Breathing plays a major role. Chest pressure or pain, shortness of breath, trembling, pins and needles, numbness and tingling sensation, choking and throat tightness, and knot in the stomach are all directly related to breathing. Anxiety attacks at their most intense usually include hyperventilation, which intensifies the physical sensations listed above. This presents incredible opportunities for the application of massage techniques.

Tension and contraction of muscles involved in the breathing process are directly associated with the onset of an anxiety attack. These include the muscles of the abdomen and diaphragm, the muscles surrounding the rib cage, the intercostal muscles between the ribs, the muscles of the throat and neck, and the muscles of the face/mouth/and jaw. Contraction of these muscles distorts the body and can be easily recognized through structural evaluation with the client standing.

Structural Evaluation

When doing a structural evaluation, first notice if the upper body is pulled down and forward – this is usually a major indication that the muscles are contracting as part of the anxiety. Next look at the muscles of the abdomen – are they moving freely or do they seem to hardly move with each breath. If they are not moving freely they can be part of the anxiety.

Also, look to see if there are any creases in the abdomen that are indications of a major blocking or contractions that pull the client forward and down restricting the breathing. Now, have the client take deep breaths and notice whether the ribs are moving evenly in inhalation and exhalation, or are the tightened contracted muscles restricting their movement.

It is important to look at the front, back and sides when evaluating the expansion of the ribs during breath. Next notice if the shoulders are medially rotated which indicates that the pectoralis muscles are contracting and restricting breathing. Then, look at the structure of the neck - are the muscles contracted and rigid, are there creases across the neck, both can be signs of restricted breathing associated with anxiety. Finally, look at the face and jaw to see if they are being rigidly held. If so they can restrict the ability to breathe fully and are part of the physical manifestation of anxiety.

The Treatment Plan

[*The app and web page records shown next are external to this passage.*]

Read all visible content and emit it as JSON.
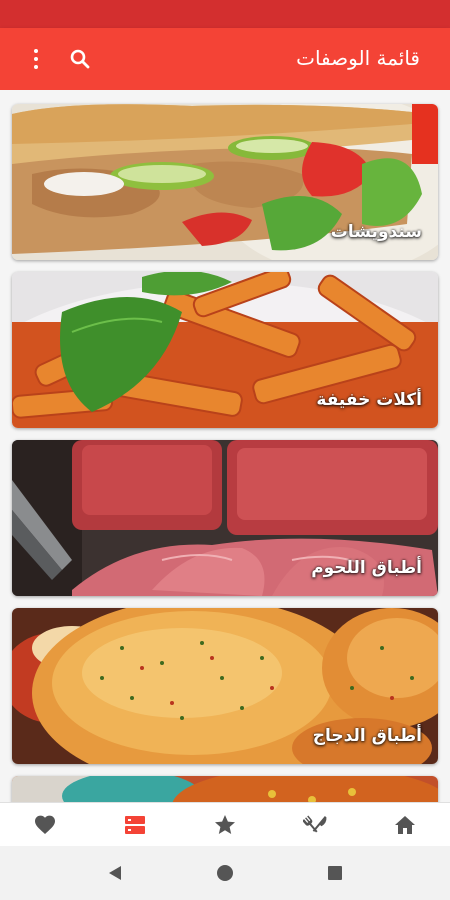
{
  "app_bar": {
    "title": "قائمة الوصفات",
    "icons": [
      "overflow-menu-icon",
      "search-icon"
    ]
  },
  "categories": [
    {
      "label": "سندويشات",
      "image": "sandwich-photo"
    },
    {
      "label": "أكلات خفيفة",
      "image": "pasta-photo"
    },
    {
      "label": "أطباق اللحوم",
      "image": "meat-photo"
    },
    {
      "label": "أطباق الدجاج",
      "image": "chicken-photo"
    },
    {
      "label": "",
      "image": "partial-dish-photo"
    }
  ],
  "bottom_nav": {
    "items": [
      "home-icon",
      "fork-knife-icon",
      "star-icon",
      "list-icon",
      "heart-icon"
    ],
    "active": "list-icon",
    "active_color": "#f44336",
    "inactive_color": "#555555"
  },
  "system_nav": [
    "back-icon",
    "home-circle-icon",
    "recents-icon"
  ],
  "colors": {
    "status_bar": "#d32f2f",
    "app_bar": "#f44336"
  }
}
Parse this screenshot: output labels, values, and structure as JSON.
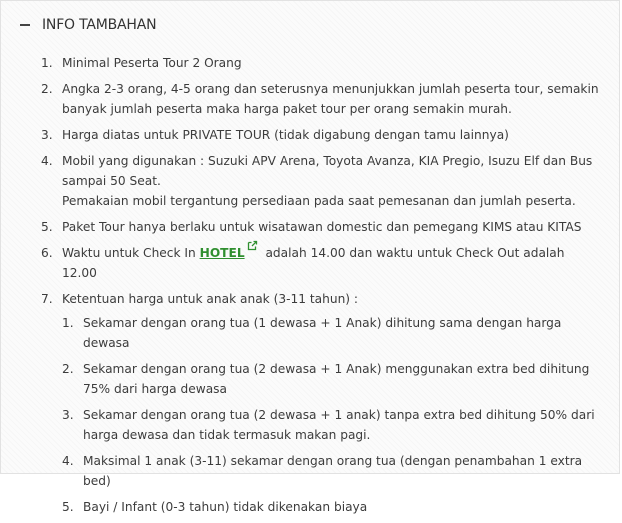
{
  "section": {
    "toggle_symbol": "−",
    "title": "INFO TAMBAHAN"
  },
  "items": [
    {
      "num": "1.",
      "text": "Minimal Peserta Tour 2 Orang"
    },
    {
      "num": "2.",
      "text": "Angka 2-3 orang, 4-5 orang dan seterusnya menunjukkan jumlah peserta tour, semakin banyak jumlah peserta maka harga paket tour per orang semakin murah."
    },
    {
      "num": "3.",
      "text": "Harga diatas untuk PRIVATE TOUR (tidak digabung dengan tamu lainnya)"
    },
    {
      "num": "4.",
      "line1": "Mobil yang digunakan : Suzuki APV Arena, Toyota Avanza, KIA Pregio, Isuzu Elf dan Bus sampai 50 Seat.",
      "line2": "Pemakaian mobil tergantung persediaan pada saat pemesanan dan jumlah peserta."
    },
    {
      "num": "5.",
      "text": "Paket Tour hanya berlaku untuk wisatawan domestic dan pemegang KIMS atau KITAS"
    },
    {
      "num": "6.",
      "before": "Waktu untuk Check In",
      "link": "HOTEL",
      "after": "adalah 14.00 dan waktu untuk Check Out adalah 12.00"
    },
    {
      "num": "7.",
      "text": "Ketentuan harga untuk anak anak (3-11 tahun) :",
      "sub": [
        {
          "num": "1.",
          "text": "Sekamar dengan orang tua (1 dewasa + 1 Anak) dihitung sama dengan harga dewasa"
        },
        {
          "num": "2.",
          "text": "Sekamar dengan orang tua (2 dewasa + 1 Anak) menggunakan extra bed dihitung 75% dari harga dewasa"
        },
        {
          "num": "3.",
          "text": "Sekamar dengan orang tua (2 dewasa + 1 anak) tanpa extra bed dihitung 50% dari harga dewasa dan tidak termasuk makan pagi."
        },
        {
          "num": "4.",
          "text": "Maksimal 1 anak (3-11) sekamar dengan orang tua (dengan penambahan 1 extra bed)"
        },
        {
          "num": "5.",
          "text": "Bayi / Infant (0-3 tahun) tidak dikenakan biaya"
        }
      ]
    }
  ],
  "colors": {
    "link": "#2f8f2f",
    "text": "#3c3c3c",
    "border": "#e2e2e2"
  },
  "icons": {
    "external_link": "external-link-icon"
  }
}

Observing anxiety symptoms in a structural evaluation can facilitate devising a treatment plan specific to your client. I find starting with the abdomen paying attention to the psoas and diaphragm, working up through the front of the rib cage, shoulders and neck, and then the sides and down the back is very effective. Applying a 3-step approach will allow you to work deeply even in the first session.

  1. Apply superficial strokes to release the surface tension and some of the ischemia, swelling, inflammation and some of the trigger points.
  2. Apply directed myofascial unwinding strokes, which are deeper and release the tissue in the direction of structural improvement.
  3. Work specific individual fibers and muscles to release the muscles, connective tissue, fascia, scar tissue and adhesions at a deeper level.

Using Cranial/Structural therapy before applying soft tissue treatments will improve the structure, and help maintain the changes. Cranial/Structural Decompression techniques will also help balance the autonomic nervous system and bring the body into homeostasis. Breath release therapy is another tool to open and release blocks of breathing, but should only be applied by a massage therapist who has been properly trained.

Christy received a combination of Cranial/Structural therapy and Cranial/Structural Decompression, specialized soft tissue protocols, and breath release therapy. After six sessions her physical symptoms of anxiety disappeared and she reported that her overall level of fear and need to be in control also diminished. Christy was no longer having anxiety attacks and felt she was able to successfully adjust to the pressures at school.

References

  1. McCann D. Relief from Carpal Tunnel Pain and Other Nerve Entrapment Syndromes. Tampa: A&A Printing, 2000; pp. 35-38.
  2. McCann D. The Integration of Cranial/Structural and Soft Tissue. Massage Today, February 2014.
  3. McCann D. Make A Difference in Clients Who Suffer from Traumatic Brain Injury. Massage Today, March 2016.